I'm sure somebody else knows a lot more than I do, but this document might get you started: http://www.tldp.org/HOWTO/MP3-HOWTO.html
Basically (as I understand it anyway), to do more than just send the file via HTTP and have the listener listen as it downloads, you need software running on the server to stream it (like Icecast, for example). I don't remember DreamHost having any of these installed, and since they would need a port on a shared server, I'm doubting that you'll be able to. If you had a dedicated server, that'd be different, of course, and I could be entirely wrong.
Your other option would be streaming QuickTime audio; if you're on any plan other than the basic L1 version, you've got access to QuickTime streaming, which in my experience works quite well. You even have the option of just packaging the quicktime file as a stream-ready file (can't remember the settings right now) and embedding it in a page, at which point it will download via HTTP and play live as soon as it's buffered a bit--no special set up required.

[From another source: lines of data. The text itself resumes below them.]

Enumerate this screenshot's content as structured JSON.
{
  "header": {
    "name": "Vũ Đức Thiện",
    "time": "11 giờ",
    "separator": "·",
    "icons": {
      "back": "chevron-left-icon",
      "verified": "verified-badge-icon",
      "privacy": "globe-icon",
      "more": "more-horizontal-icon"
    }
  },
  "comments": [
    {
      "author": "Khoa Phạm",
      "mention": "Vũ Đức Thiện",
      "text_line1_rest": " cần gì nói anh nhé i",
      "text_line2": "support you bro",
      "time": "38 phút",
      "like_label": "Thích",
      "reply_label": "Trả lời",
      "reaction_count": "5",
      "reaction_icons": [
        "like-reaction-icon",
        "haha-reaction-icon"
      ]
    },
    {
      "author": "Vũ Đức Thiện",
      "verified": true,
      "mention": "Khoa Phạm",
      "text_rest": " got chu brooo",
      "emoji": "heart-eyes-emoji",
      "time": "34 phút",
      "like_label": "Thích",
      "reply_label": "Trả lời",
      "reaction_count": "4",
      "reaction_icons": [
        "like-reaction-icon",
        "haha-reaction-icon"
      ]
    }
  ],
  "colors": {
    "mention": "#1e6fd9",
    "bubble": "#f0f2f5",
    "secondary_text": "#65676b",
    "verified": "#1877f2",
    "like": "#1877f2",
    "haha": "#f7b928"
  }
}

Of course, QT streaming is going to require you use qdesign music or Qualcomm PureVoice for compression, and your users are going to need Quicktime installed (not that big a deal if you ask me). Not quite as "cool" as MP3 streaming, and not as flexible for the end user, but not bad.

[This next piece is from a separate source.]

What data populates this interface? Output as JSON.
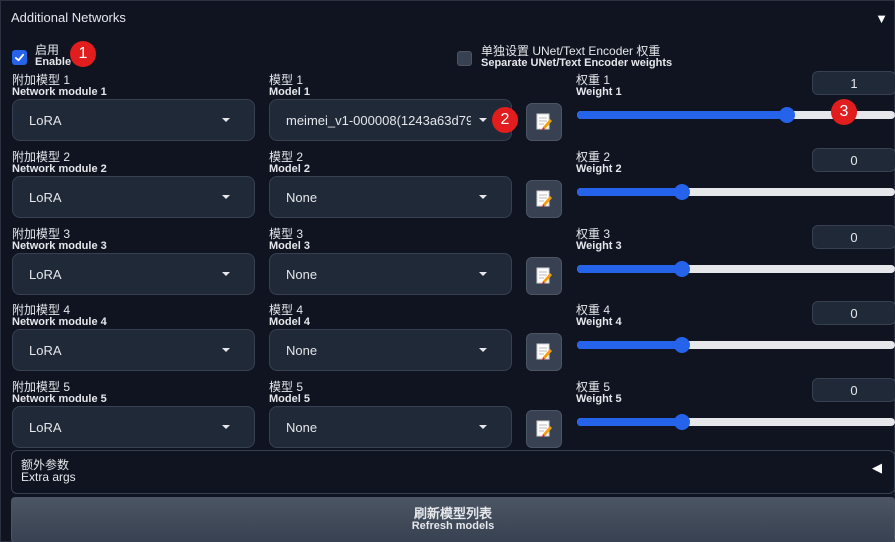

Although you can't package an MP3 as a QuickTime file for streaming (as far as I know, anyway, though I could be wrong), you can use MP4 audio, which has very nice quality and is included in QT6 (preview only, currently, but at least its available free now for Mac and Win platforms). MP4 is more than likely going to be a common standard format, so in a while those files might be as end-user flexible as MP3s (though the MPEG consortium is trying hard to hold it so tight it strangles).

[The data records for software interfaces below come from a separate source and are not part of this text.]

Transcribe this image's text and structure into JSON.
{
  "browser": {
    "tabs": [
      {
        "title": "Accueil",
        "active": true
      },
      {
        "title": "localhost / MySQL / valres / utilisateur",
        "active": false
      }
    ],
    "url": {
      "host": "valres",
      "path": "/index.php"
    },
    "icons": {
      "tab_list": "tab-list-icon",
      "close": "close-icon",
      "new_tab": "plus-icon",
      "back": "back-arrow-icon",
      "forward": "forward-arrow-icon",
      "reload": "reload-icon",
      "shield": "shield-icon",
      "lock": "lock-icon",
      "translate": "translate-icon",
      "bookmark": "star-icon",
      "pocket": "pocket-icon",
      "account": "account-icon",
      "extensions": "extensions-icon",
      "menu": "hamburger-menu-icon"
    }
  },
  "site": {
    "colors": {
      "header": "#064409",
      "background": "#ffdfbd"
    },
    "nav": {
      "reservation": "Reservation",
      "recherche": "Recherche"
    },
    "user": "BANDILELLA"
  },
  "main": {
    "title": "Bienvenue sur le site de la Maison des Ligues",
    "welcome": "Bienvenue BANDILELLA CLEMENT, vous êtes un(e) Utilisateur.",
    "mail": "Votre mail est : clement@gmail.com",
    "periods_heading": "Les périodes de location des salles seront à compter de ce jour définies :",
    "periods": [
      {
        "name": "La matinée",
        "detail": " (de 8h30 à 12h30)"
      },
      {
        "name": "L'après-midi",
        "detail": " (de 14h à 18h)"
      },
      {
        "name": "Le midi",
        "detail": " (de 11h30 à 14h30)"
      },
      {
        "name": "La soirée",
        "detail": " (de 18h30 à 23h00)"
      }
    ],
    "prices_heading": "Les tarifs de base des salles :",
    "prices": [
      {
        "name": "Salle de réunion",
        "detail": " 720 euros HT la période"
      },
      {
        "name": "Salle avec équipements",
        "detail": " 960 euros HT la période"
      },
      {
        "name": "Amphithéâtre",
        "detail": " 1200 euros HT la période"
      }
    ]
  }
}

Anyway, I hope that helps a bit, but one more word of caution: if you've got plenty of money for bandwidth or aren't expecting a lot of listeners, no problem, but if you're on a tight budget, be careful. 50 people listening to 5 minutes of 128kbps music per day adds up to 7 or so GB of data transfer; get really popular, and things could get expensive quickly.